In the US, every university is different, though some State systems have several universities that follow the same rules.

In general however, your gender is self defined. You are what you say you are, though some people will want to argue with you about it. Gender is a very complex phenomenon, and none of the aspects of it are purely binary. There is your "plumbing", which has more than two forms. There is your brain, which determines how you think of yourself. There is your hormonal system, which has something to do with how you feel. None of these are binary and for some people they are in conflict with one another. Trying to give a formal definition is a fool's game, though some try to play it.

You are what you think you are. Universities are more likely than not to respect that, with some exceptions for religious colleges. It isn't so simple/nice for pre-college education which can be overly influenced by conservative political/religious factors.

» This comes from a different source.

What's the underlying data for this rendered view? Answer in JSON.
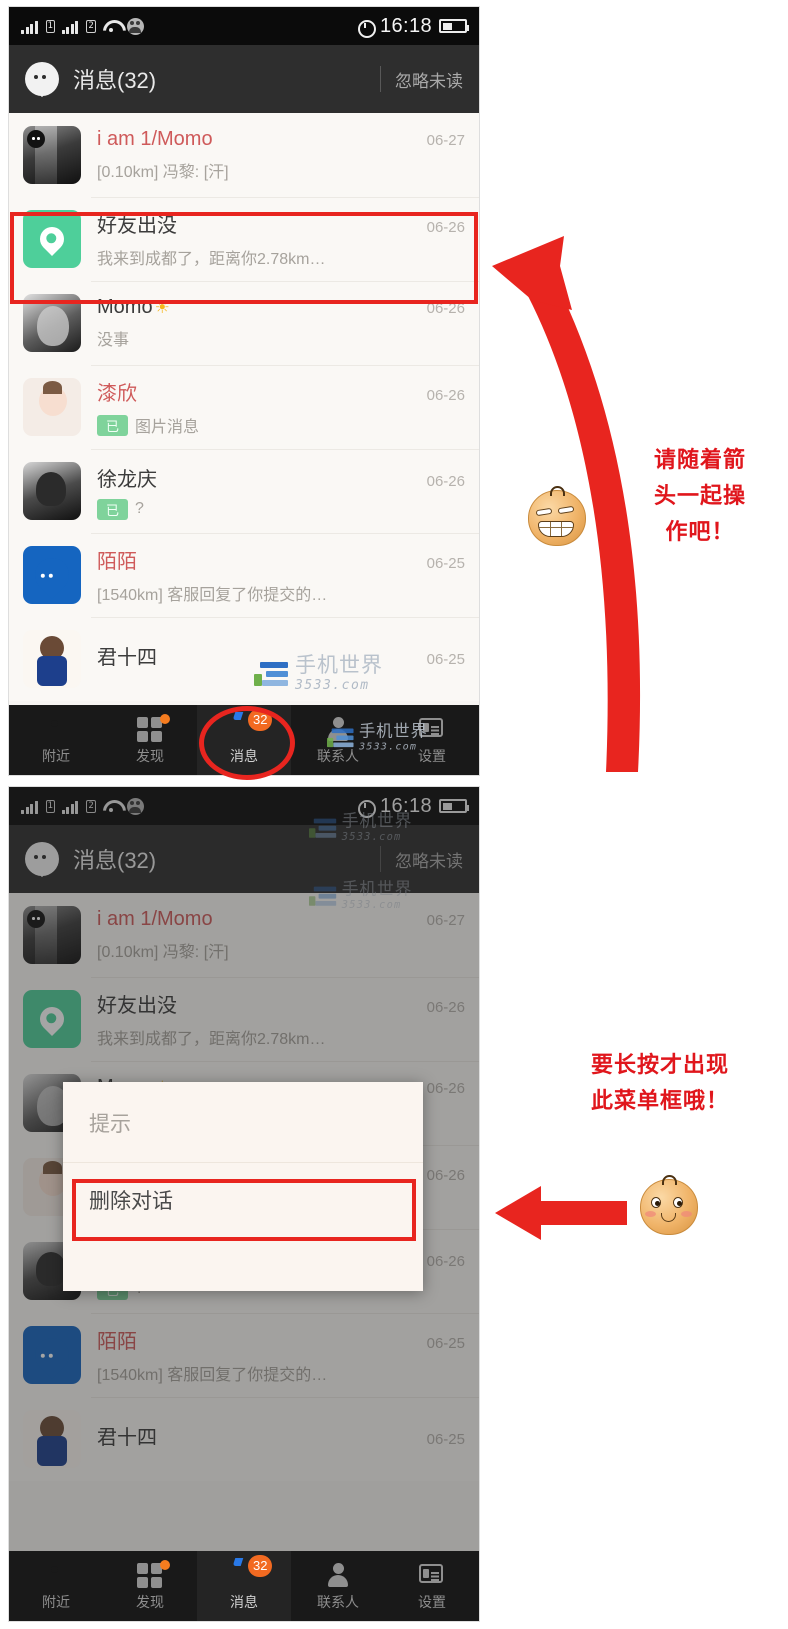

The news in the past couple of days has indicated that the current administration might try to "define-away" transsexual people by defining your "sex" as your plumbing at birth. But, funny thing, that isn't binary, and some people are born with intersex (mixed) genitals. Humans are complex. Trying to define us to be simple, is, again, a fool's game.

  • "Universities are more likely than not to respect that..." That is probably the interesting part with regard to the question. Maybe it could be extended a bit more or examples could be given. – Trilarion Oct 23 '18 at 8:24
  • Removed discussion about gender biology vs. self-definition, as this is not the place for a philosophy discussion. Take it to Academia Chat. – eykanal Oct 23 '18 at 15:44